* [Dataset entries]

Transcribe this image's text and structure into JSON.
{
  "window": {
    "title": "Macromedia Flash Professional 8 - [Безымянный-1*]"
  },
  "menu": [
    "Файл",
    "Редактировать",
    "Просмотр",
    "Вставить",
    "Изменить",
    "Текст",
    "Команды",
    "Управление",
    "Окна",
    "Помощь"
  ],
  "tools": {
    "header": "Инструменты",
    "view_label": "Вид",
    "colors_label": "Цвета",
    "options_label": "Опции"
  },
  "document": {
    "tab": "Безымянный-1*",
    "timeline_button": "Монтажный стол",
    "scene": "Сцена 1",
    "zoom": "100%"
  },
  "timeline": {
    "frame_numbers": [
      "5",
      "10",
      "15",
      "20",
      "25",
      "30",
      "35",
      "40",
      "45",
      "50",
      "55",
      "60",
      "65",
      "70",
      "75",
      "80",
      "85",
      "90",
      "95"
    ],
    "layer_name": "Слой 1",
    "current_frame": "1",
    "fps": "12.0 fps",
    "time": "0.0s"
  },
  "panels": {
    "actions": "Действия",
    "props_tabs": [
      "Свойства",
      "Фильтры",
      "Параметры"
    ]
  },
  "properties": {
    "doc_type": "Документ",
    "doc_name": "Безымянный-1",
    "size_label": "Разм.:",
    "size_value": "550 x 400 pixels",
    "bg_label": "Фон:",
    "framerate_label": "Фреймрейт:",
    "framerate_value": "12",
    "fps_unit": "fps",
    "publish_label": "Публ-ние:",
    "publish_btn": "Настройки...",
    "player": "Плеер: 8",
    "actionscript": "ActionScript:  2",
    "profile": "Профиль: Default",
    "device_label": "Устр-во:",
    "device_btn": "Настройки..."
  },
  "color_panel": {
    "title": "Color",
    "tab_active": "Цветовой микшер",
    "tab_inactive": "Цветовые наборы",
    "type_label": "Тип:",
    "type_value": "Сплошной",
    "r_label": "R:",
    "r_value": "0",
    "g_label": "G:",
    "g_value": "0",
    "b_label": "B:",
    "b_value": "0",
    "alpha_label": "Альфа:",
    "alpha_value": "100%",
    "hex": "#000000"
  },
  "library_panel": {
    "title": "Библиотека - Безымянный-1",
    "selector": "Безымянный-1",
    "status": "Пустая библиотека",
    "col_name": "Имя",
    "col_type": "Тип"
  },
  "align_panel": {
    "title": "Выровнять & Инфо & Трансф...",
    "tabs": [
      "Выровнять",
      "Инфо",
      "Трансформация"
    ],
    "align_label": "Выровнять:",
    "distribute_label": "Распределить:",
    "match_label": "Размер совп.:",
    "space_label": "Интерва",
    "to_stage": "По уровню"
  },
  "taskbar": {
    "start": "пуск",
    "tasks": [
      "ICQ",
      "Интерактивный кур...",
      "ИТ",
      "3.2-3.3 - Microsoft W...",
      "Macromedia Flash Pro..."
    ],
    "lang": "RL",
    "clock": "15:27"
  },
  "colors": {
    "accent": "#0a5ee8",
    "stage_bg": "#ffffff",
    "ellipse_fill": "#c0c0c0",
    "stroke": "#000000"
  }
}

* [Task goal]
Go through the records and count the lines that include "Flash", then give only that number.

* [Response box]
2